*** Opening of PROVIDED ENTRIES ***
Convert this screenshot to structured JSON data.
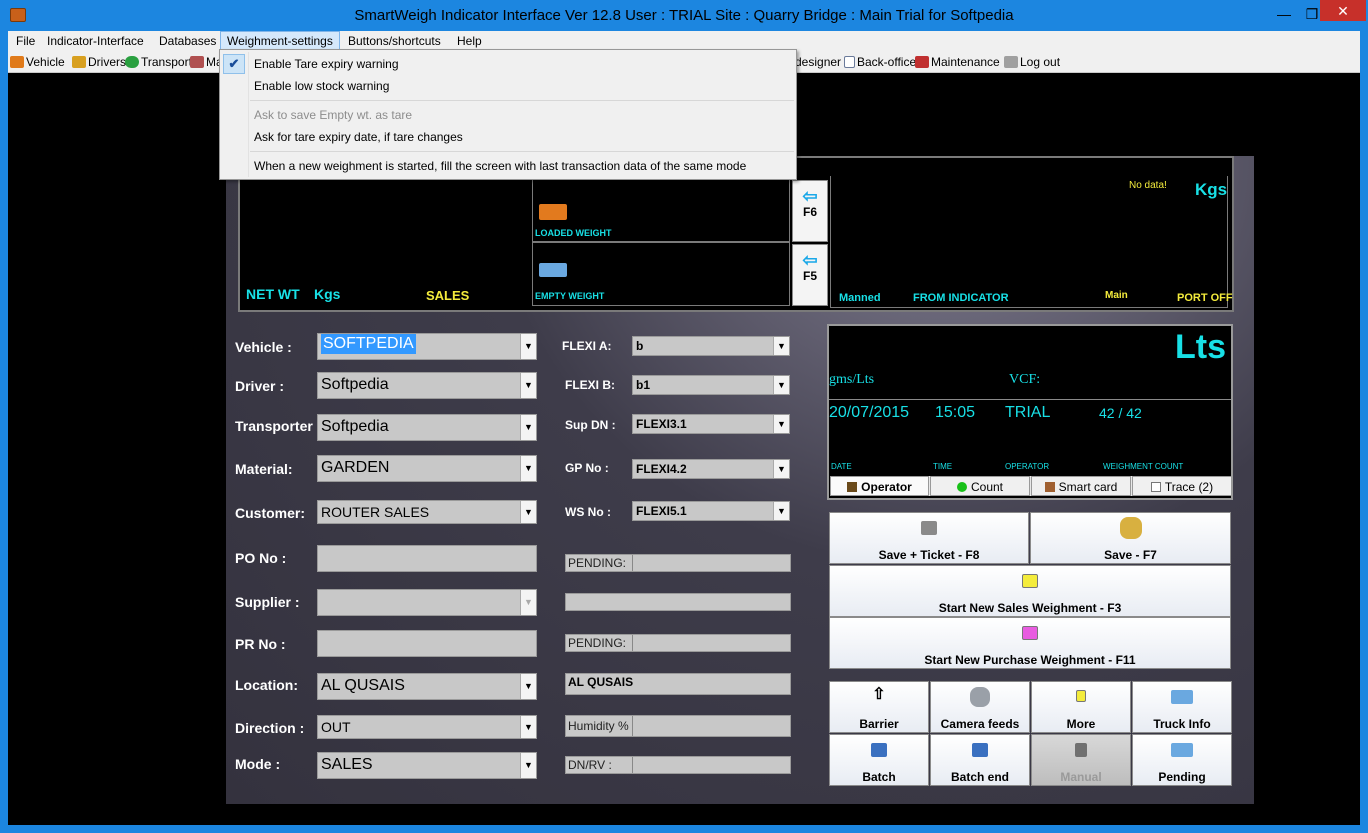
{
  "window": {
    "title": "SmartWeigh Indicator Interface Ver 12.8     User : TRIAL      Site : Quarry     Bridge : Main     Trial for Softpedia",
    "min": "—",
    "max": "❒",
    "close": "✕"
  },
  "menu": [
    {
      "label": "File"
    },
    {
      "label": "Indicator-Interface"
    },
    {
      "label": "Databases"
    },
    {
      "label": "Weighment-settings"
    },
    {
      "label": "Buttons/shortcuts"
    },
    {
      "label": "Help"
    }
  ],
  "toolbar": [
    {
      "label": "Vehicle",
      "color": "#e07a1a"
    },
    {
      "label": "Drivers",
      "color": "#d8a020"
    },
    {
      "label": "Transport",
      "color": "#2aa040"
    },
    {
      "label": "Ma",
      "color": "#b05050"
    },
    {
      "label": "designer",
      "color": "#ffffff"
    },
    {
      "label": "Back-office",
      "color": "#e8eef8"
    },
    {
      "label": "Maintenance",
      "color": "#c03030"
    },
    {
      "label": "Log out",
      "color": "#a0a0a0"
    }
  ],
  "dropdown": {
    "items": [
      {
        "label": "Enable Tare expiry warning",
        "checked": true,
        "disabled": false
      },
      {
        "label": "Enable low stock warning",
        "checked": false,
        "disabled": false
      },
      {
        "label": "Ask to save Empty wt. as tare",
        "checked": false,
        "disabled": true
      },
      {
        "label": "Ask for tare expiry date, if tare changes",
        "checked": false,
        "disabled": false
      },
      {
        "label": "When a new weighment is started, fill the screen with last transaction data of the same mode",
        "checked": false,
        "disabled": false
      }
    ],
    "check_glyph": "✔"
  },
  "display": {
    "net_wt_label": "NET WT",
    "net_wt_unit": "Kgs",
    "mode_label": "SALES",
    "loaded_weight": "LOADED WEIGHT",
    "empty_weight": "EMPTY WEIGHT",
    "f6": "F6",
    "f5": "F5",
    "arrow": "⇦",
    "no_data": "No data!",
    "unit": "Kgs",
    "manned": "Manned",
    "from_indicator": "FROM INDICATOR",
    "bridge": "Main",
    "port": "PORT OFF"
  },
  "form": {
    "vehicle": {
      "label": "Vehicle   :",
      "value": "SOFTPEDIA"
    },
    "driver": {
      "label": "Driver     :",
      "value": "Softpedia"
    },
    "transporter": {
      "label": "Transporter",
      "value": "Softpedia"
    },
    "material": {
      "label": "Material:",
      "value": "GARDEN"
    },
    "customer": {
      "label": "Customer:",
      "value": "ROUTER SALES"
    },
    "po_no": {
      "label": "PO No    :"
    },
    "supplier": {
      "label": "Supplier  :"
    },
    "pr_no": {
      "label": "PR No    :"
    },
    "location": {
      "label": "Location:",
      "value": "AL QUSAIS"
    },
    "direction": {
      "label": "Direction :",
      "value": "OUT"
    },
    "mode": {
      "label": "Mode     :",
      "value": "SALES"
    },
    "dd_glyph": "▼"
  },
  "flexi": {
    "a": {
      "label": "FLEXI A:",
      "value": "b"
    },
    "b": {
      "label": "FLEXI B:",
      "value": "b1"
    },
    "sup_dn": {
      "label": "Sup DN :",
      "value": "FLEXI3.1"
    },
    "gp_no": {
      "label": "GP No  :",
      "value": "FLEXI4.2"
    },
    "ws_no": {
      "label": "WS No  :",
      "value": "FLEXI5.1"
    },
    "pending1": "PENDING:",
    "pending2": "PENDING:",
    "location_text": "AL QUSAIS",
    "humidity": "Humidity %",
    "dn_rv": "DN/RV  :"
  },
  "stock": {
    "unit": "Lts",
    "gms_lts": "gms/Lts",
    "vcf": "VCF:",
    "date": "20/07/2015",
    "time": "15:05",
    "operator": "TRIAL",
    "count": "42 / 42",
    "date_label": "DATE",
    "time_label": "TIME",
    "operator_label": "OPERATOR",
    "count_label": "WEIGHMENT COUNT"
  },
  "tabs": [
    {
      "label": "Operator",
      "color": "#6a4a1a"
    },
    {
      "label": "Count",
      "color": "#18c018"
    },
    {
      "label": "Smart card",
      "color": "#a06030"
    },
    {
      "label": "Trace (2)",
      "color": "#e8e8e8"
    }
  ],
  "actions": {
    "save_ticket": "Save + Ticket - F8",
    "save": "Save - F7",
    "new_sales": "Start New Sales Weighment - F3",
    "new_purchase": "Start New Purchase Weighment - F11",
    "barrier": "Barrier",
    "camera": "Camera feeds",
    "more": "More",
    "truck_info": "Truck Info",
    "batch": "Batch",
    "batch_end": "Batch end",
    "manual": "Manual",
    "pending": "Pending",
    "up_arrow": "⇧"
  }
}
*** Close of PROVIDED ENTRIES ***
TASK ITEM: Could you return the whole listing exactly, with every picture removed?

SOLVED PROBLEM:
Convert this screenshot to structured JSON data.
{
  "window": {
    "title": "SmartWeigh Indicator Interface Ver 12.8     User : TRIAL      Site : Quarry     Bridge : Main     Trial for Softpedia",
    "min": "—",
    "max": "❒",
    "close": "✕"
  },
  "menu": [
    {
      "label": "File"
    },
    {
      "label": "Indicator-Interface"
    },
    {
      "label": "Databases"
    },
    {
      "label": "Weighment-settings"
    },
    {
      "label": "Buttons/shortcuts"
    },
    {
      "label": "Help"
    }
  ],
  "toolbar": [
    {
      "label": "Vehicle",
      "color": "#e07a1a"
    },
    {
      "label": "Drivers",
      "color": "#d8a020"
    },
    {
      "label": "Transport",
      "color": "#2aa040"
    },
    {
      "label": "Ma",
      "color": "#b05050"
    },
    {
      "label": "designer",
      "color": "#ffffff"
    },
    {
      "label": "Back-office",
      "color": "#e8eef8"
    },
    {
      "label": "Maintenance",
      "color": "#c03030"
    },
    {
      "label": "Log out",
      "color": "#a0a0a0"
    }
  ],
  "dropdown": {
    "items": [
      {
        "label": "Enable Tare expiry warning",
        "checked": true,
        "disabled": false
      },
      {
        "label": "Enable low stock warning",
        "checked": false,
        "disabled": false
      },
      {
        "label": "Ask to save Empty wt. as tare",
        "checked": false,
        "disabled": true
      },
      {
        "label": "Ask for tare expiry date, if tare changes",
        "checked": false,
        "disabled": false
      },
      {
        "label": "When a new weighment is started, fill the screen with last transaction data of the same mode",
        "checked": false,
        "disabled": false
      }
    ],
    "check_glyph": "✔"
  },
  "display": {
    "net_wt_label": "NET WT",
    "net_wt_unit": "Kgs",
    "mode_label": "SALES",
    "loaded_weight": "LOADED WEIGHT",
    "empty_weight": "EMPTY WEIGHT",
    "f6": "F6",
    "f5": "F5",
    "arrow": "⇦",
    "no_data": "No data!",
    "unit": "Kgs",
    "manned": "Manned",
    "from_indicator": "FROM INDICATOR",
    "bridge": "Main",
    "port": "PORT OFF"
  },
  "form": {
    "vehicle": {
      "label": "Vehicle   :",
      "value": "SOFTPEDIA"
    },
    "driver": {
      "label": "Driver     :",
      "value": "Softpedia"
    },
    "transporter": {
      "label": "Transporter",
      "value": "Softpedia"
    },
    "material": {
      "label": "Material:",
      "value": "GARDEN"
    },
    "customer": {
      "label": "Customer:",
      "value": "ROUTER SALES"
    },
    "po_no": {
      "label": "PO No    :"
    },
    "supplier": {
      "label": "Supplier  :"
    },
    "pr_no": {
      "label": "PR No    :"
    },
    "location": {
      "label": "Location:",
      "value": "AL QUSAIS"
    },
    "direction": {
      "label": "Direction :",
      "value": "OUT"
    },
    "mode": {
      "label": "Mode     :",
      "value": "SALES"
    },
    "dd_glyph": "▼"
  },
  "flexi": {
    "a": {
      "label": "FLEXI A:",
      "value": "b"
    },
    "b": {
      "label": "FLEXI B:",
      "value": "b1"
    },
    "sup_dn": {
      "label": "Sup DN :",
      "value": "FLEXI3.1"
    },
    "gp_no": {
      "label": "GP No  :",
      "value": "FLEXI4.2"
    },
    "ws_no": {
      "label": "WS No  :",
      "value": "FLEXI5.1"
    },
    "pending1": "PENDING:",
    "pending2": "PENDING:",
    "location_text": "AL QUSAIS",
    "humidity": "Humidity %",
    "dn_rv": "DN/RV  :"
  },
  "stock": {
    "unit": "Lts",
    "gms_lts": "gms/Lts",
    "vcf": "VCF:",
    "date": "20/07/2015",
    "time": "15:05",
    "operator": "TRIAL",
    "count": "42 / 42",
    "date_label": "DATE",
    "time_label": "TIME",
    "operator_label": "OPERATOR",
    "count_label": "WEIGHMENT COUNT"
  },
  "tabs": [
    {
      "label": "Operator",
      "color": "#6a4a1a"
    },
    {
      "label": "Count",
      "color": "#18c018"
    },
    {
      "label": "Smart card",
      "color": "#a06030"
    },
    {
      "label": "Trace (2)",
      "color": "#e8e8e8"
    }
  ],
  "actions": {
    "save_ticket": "Save + Ticket - F8",
    "save": "Save - F7",
    "new_sales": "Start New Sales Weighment - F3",
    "new_purchase": "Start New Purchase Weighment - F11",
    "barrier": "Barrier",
    "camera": "Camera feeds",
    "more": "More",
    "truck_info": "Truck Info",
    "batch": "Batch",
    "batch_end": "Batch end",
    "manual": "Manual",
    "pending": "Pending",
    "up_arrow": "⇧"
  }
}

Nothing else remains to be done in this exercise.